EXERCISE:
Tally every line in the following material that has the word "name" in it, and answer with that figure alone.

+++

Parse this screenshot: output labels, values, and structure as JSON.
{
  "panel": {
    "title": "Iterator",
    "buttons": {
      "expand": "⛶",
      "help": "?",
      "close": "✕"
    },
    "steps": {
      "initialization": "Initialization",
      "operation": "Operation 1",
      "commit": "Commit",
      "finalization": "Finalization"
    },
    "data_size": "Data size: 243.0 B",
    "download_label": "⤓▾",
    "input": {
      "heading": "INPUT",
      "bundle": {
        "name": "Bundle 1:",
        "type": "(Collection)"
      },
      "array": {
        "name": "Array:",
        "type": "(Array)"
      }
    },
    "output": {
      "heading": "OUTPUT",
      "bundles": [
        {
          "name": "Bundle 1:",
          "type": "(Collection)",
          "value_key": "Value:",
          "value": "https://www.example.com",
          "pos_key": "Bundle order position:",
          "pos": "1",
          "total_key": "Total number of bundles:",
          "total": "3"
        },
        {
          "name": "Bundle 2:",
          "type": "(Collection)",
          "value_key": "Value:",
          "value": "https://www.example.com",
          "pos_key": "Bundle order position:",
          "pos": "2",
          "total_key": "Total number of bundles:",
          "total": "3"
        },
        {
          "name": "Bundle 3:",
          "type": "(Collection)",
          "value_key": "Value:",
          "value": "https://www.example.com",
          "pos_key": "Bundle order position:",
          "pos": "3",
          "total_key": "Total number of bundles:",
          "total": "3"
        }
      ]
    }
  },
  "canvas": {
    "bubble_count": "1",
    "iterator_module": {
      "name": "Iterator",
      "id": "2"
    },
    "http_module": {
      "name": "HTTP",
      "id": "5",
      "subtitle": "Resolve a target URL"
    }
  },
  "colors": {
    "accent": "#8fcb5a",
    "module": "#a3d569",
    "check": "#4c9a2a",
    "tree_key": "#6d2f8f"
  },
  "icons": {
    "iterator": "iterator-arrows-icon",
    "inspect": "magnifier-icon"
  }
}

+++

SOLVED EXERCISE:
7